WHAT NEEDS TO BE DONE:
The entries shown below are to be printed in full, unaltered.

--------------------

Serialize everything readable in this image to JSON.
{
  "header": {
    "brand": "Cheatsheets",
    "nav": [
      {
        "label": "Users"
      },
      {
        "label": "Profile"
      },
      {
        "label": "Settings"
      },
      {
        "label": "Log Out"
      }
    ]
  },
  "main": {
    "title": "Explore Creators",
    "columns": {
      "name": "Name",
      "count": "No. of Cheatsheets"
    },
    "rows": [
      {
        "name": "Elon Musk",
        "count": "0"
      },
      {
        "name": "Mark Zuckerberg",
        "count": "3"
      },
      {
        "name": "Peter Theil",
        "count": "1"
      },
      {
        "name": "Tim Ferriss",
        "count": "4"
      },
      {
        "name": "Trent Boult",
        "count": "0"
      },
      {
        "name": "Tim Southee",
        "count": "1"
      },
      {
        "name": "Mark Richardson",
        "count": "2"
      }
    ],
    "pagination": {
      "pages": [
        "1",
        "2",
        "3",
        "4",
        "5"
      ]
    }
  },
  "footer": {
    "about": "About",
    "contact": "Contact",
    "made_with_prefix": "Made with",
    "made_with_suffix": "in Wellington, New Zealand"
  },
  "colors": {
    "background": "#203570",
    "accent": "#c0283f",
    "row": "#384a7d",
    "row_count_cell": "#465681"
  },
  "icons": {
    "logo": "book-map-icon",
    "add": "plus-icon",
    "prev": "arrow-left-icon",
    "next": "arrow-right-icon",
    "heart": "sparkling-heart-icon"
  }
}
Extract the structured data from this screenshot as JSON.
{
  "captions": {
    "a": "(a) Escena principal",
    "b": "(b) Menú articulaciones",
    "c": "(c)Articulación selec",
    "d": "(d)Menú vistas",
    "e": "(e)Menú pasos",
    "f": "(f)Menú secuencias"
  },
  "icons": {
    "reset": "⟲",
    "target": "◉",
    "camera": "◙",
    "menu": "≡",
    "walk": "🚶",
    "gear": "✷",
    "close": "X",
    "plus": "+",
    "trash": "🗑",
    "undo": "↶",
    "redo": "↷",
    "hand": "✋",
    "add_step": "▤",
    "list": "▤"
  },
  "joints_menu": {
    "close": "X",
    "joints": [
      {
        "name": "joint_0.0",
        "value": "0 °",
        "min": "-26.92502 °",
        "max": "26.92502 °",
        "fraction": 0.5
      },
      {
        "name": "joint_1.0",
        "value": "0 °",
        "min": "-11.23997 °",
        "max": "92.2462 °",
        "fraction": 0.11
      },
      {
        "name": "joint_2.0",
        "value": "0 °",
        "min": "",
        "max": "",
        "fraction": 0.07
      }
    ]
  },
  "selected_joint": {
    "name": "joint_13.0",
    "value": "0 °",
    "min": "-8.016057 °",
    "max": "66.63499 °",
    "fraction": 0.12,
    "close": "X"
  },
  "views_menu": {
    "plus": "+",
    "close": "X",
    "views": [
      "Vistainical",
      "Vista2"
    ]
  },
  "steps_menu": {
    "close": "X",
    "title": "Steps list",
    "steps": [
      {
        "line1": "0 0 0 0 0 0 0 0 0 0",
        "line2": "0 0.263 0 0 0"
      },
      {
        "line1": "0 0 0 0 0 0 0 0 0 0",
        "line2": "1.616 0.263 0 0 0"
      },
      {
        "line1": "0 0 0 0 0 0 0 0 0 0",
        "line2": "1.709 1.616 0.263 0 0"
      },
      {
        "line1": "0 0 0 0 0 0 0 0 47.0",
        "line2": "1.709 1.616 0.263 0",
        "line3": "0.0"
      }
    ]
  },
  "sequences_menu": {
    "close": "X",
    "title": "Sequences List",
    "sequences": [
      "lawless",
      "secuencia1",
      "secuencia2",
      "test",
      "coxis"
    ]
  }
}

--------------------

EXERCISE ANSWER:
Serialize everything readable in this image to JSON.
{
  "header": {
    "brand": "Cheatsheets",
    "nav": [
      {
        "label": "Users"
      },
      {
        "label": "Profile"
      },
      {
        "label": "Settings"
      },
      {
        "label": "Log Out"
      }
    ]
  },
  "main": {
    "title": "Explore Creators",
    "columns": {
      "name": "Name",
      "count": "No. of Cheatsheets"
    },
    "rows": [
      {
        "name": "Elon Musk",
        "count": "0"
      },
      {
        "name": "Mark Zuckerberg",
        "count": "3"
      },
      {
        "name": "Peter Theil",
        "count": "1"
      },
      {
        "name": "Tim Ferriss",
        "count": "4"
      },
      {
        "name": "Trent Boult",
        "count": "0"
      },
      {
        "name": "Tim Southee",
        "count": "1"
      },
      {
        "name": "Mark Richardson",
        "count": "2"
      }
    ],
    "pagination": {
      "pages": [
        "1",
        "2",
        "3",
        "4",
        "5"
      ]
    }
  },
  "footer": {
    "about": "About",
    "contact": "Contact",
    "made_with_prefix": "Made with",
    "made_with_suffix": "in Wellington, New Zealand"
  },
  "colors": {
    "background": "#203570",
    "accent": "#c0283f",
    "row": "#384a7d",
    "row_count_cell": "#465681"
  },
  "icons": {
    "logo": "book-map-icon",
    "add": "plus-icon",
    "prev": "arrow-left-icon",
    "next": "arrow-right-icon",
    "heart": "sparkling-heart-icon"
  }
}
Extract the structured data from this screenshot as JSON.
{
  "captions": {
    "a": "(a) Escena principal",
    "b": "(b) Menú articulaciones",
    "c": "(c)Articulación selec",
    "d": "(d)Menú vistas",
    "e": "(e)Menú pasos",
    "f": "(f)Menú secuencias"
  },
  "icons": {
    "reset": "⟲",
    "target": "◉",
    "camera": "◙",
    "menu": "≡",
    "walk": "🚶",
    "gear": "✷",
    "close": "X",
    "plus": "+",
    "trash": "🗑",
    "undo": "↶",
    "redo": "↷",
    "hand": "✋",
    "add_step": "▤",
    "list": "▤"
  },
  "joints_menu": {
    "close": "X",
    "joints": [
      {
        "name": "joint_0.0",
        "value": "0 °",
        "min": "-26.92502 °",
        "max": "26.92502 °",
        "fraction": 0.5
      },
      {
        "name": "joint_1.0",
        "value": "0 °",
        "min": "-11.23997 °",
        "max": "92.2462 °",
        "fraction": 0.11
      },
      {
        "name": "joint_2.0",
        "value": "0 °",
        "min": "",
        "max": "",
        "fraction": 0.07
      }
    ]
  },
  "selected_joint": {
    "name": "joint_13.0",
    "value": "0 °",
    "min": "-8.016057 °",
    "max": "66.63499 °",
    "fraction": 0.12,
    "close": "X"
  },
  "views_menu": {
    "plus": "+",
    "close": "X",
    "views": [
      "Vistainical",
      "Vista2"
    ]
  },
  "steps_menu": {
    "close": "X",
    "title": "Steps list",
    "steps": [
      {
        "line1": "0 0 0 0 0 0 0 0 0 0",
        "line2": "0 0.263 0 0 0"
      },
      {
        "line1": "0 0 0 0 0 0 0 0 0 0",
        "line2": "1.616 0.263 0 0 0"
      },
      {
        "line1": "0 0 0 0 0 0 0 0 0 0",
        "line2": "1.709 1.616 0.263 0 0"
      },
      {
        "line1": "0 0 0 0 0 0 0 0 47.0",
        "line2": "1.709 1.616 0.263 0",
        "line3": "0.0"
      }
    ]
  },
  "sequences_menu": {
    "close": "X",
    "title": "Sequences List",
    "sequences": [
      "lawless",
      "secuencia1",
      "secuencia2",
      "test",
      "coxis"
    ]
  }
}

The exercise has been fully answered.